EXTRACTED INFORMATION Block Start

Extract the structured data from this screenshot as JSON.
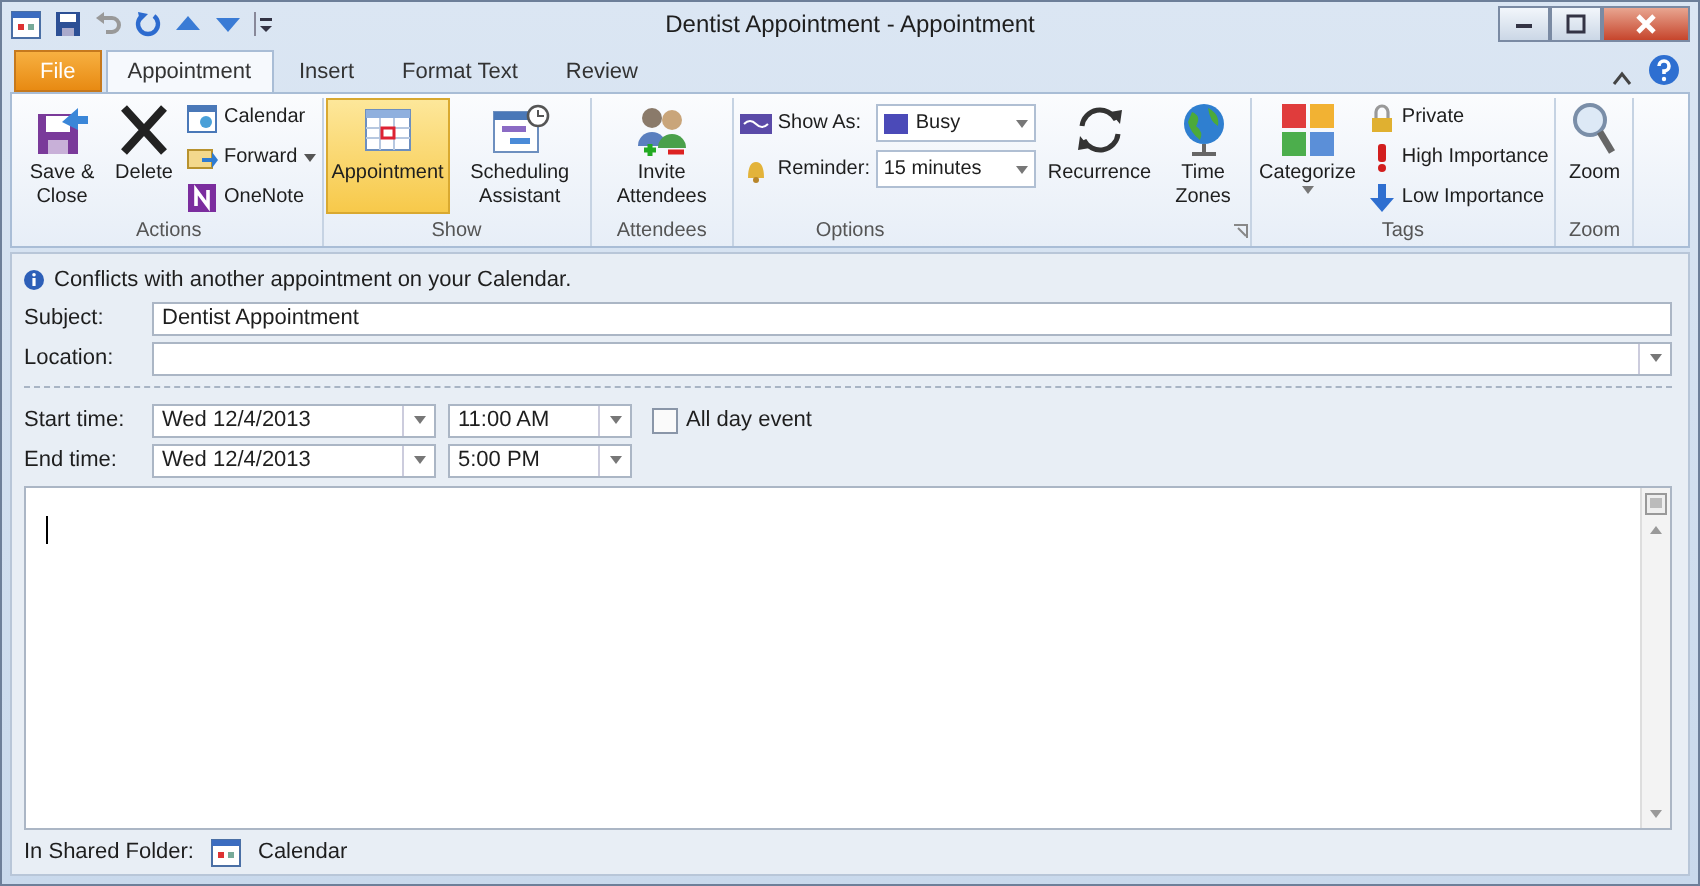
{
  "window": {
    "title": "Dentist Appointment - Appointment"
  },
  "tabs": [
    {
      "label": "File",
      "kind": "file",
      "selected": false
    },
    {
      "label": "Appointment",
      "kind": "tab",
      "selected": true
    },
    {
      "label": "Insert",
      "kind": "tab",
      "selected": false
    },
    {
      "label": "Format Text",
      "kind": "tab",
      "selected": false
    },
    {
      "label": "Review",
      "kind": "tab",
      "selected": false
    }
  ],
  "ribbon": {
    "actions": {
      "label": "Actions",
      "save": "Save & Close",
      "delete": "Delete",
      "calendar": "Calendar",
      "forward": "Forward",
      "onenote": "OneNote"
    },
    "show": {
      "label": "Show",
      "buttons": [
        {
          "label": "Appointment",
          "selected": true
        },
        {
          "label": "Scheduling Assistant",
          "selected": false
        }
      ]
    },
    "attendees": {
      "label": "Attendees",
      "invite": "Invite Attendees"
    },
    "options": {
      "label": "Options",
      "show_as_label": "Show As:",
      "show_as": "Busy",
      "reminder_label": "Reminder:",
      "reminder": "15 minutes",
      "recurrence": "Recurrence",
      "time_zones": "Time Zones"
    },
    "tags": {
      "label": "Tags",
      "categorize": "Categorize",
      "private": "Private",
      "high": "High Importance",
      "low": "Low Importance"
    },
    "zoom": {
      "label": "Zoom",
      "zoom": "Zoom"
    }
  },
  "info": "Conflicts with another appointment on your Calendar.",
  "form": {
    "subject_label": "Subject:",
    "subject": "Dentist Appointment",
    "location_label": "Location:",
    "start_label": "Start time:",
    "start_date": "Wed 12/4/2013",
    "start_time": "11:00 AM",
    "all_day_label": "All day event",
    "all_day": false,
    "end_label": "End time:",
    "end_date": "Wed 12/4/2013",
    "end_time": "5:00 PM"
  },
  "footer": {
    "label": "In Shared Folder:",
    "folder": "Calendar"
  }
}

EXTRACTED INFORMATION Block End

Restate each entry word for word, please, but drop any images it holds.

*RESPONSE TO THIS TASK:*
Extract the structured data from this screenshot as JSON.
{
  "window": {
    "title": "Dentist Appointment - Appointment"
  },
  "tabs": [
    {
      "label": "File",
      "kind": "file",
      "selected": false
    },
    {
      "label": "Appointment",
      "kind": "tab",
      "selected": true
    },
    {
      "label": "Insert",
      "kind": "tab",
      "selected": false
    },
    {
      "label": "Format Text",
      "kind": "tab",
      "selected": false
    },
    {
      "label": "Review",
      "kind": "tab",
      "selected": false
    }
  ],
  "ribbon": {
    "actions": {
      "label": "Actions",
      "save": "Save & Close",
      "delete": "Delete",
      "calendar": "Calendar",
      "forward": "Forward",
      "onenote": "OneNote"
    },
    "show": {
      "label": "Show",
      "buttons": [
        {
          "label": "Appointment",
          "selected": true
        },
        {
          "label": "Scheduling Assistant",
          "selected": false
        }
      ]
    },
    "attendees": {
      "label": "Attendees",
      "invite": "Invite Attendees"
    },
    "options": {
      "label": "Options",
      "show_as_label": "Show As:",
      "show_as": "Busy",
      "reminder_label": "Reminder:",
      "reminder": "15 minutes",
      "recurrence": "Recurrence",
      "time_zones": "Time Zones"
    },
    "tags": {
      "label": "Tags",
      "categorize": "Categorize",
      "private": "Private",
      "high": "High Importance",
      "low": "Low Importance"
    },
    "zoom": {
      "label": "Zoom",
      "zoom": "Zoom"
    }
  },
  "info": "Conflicts with another appointment on your Calendar.",
  "form": {
    "subject_label": "Subject:",
    "subject": "Dentist Appointment",
    "location_label": "Location:",
    "start_label": "Start time:",
    "start_date": "Wed 12/4/2013",
    "start_time": "11:00 AM",
    "all_day_label": "All day event",
    "all_day": false,
    "end_label": "End time:",
    "end_date": "Wed 12/4/2013",
    "end_time": "5:00 PM"
  },
  "footer": {
    "label": "In Shared Folder:",
    "folder": "Calendar"
  }
}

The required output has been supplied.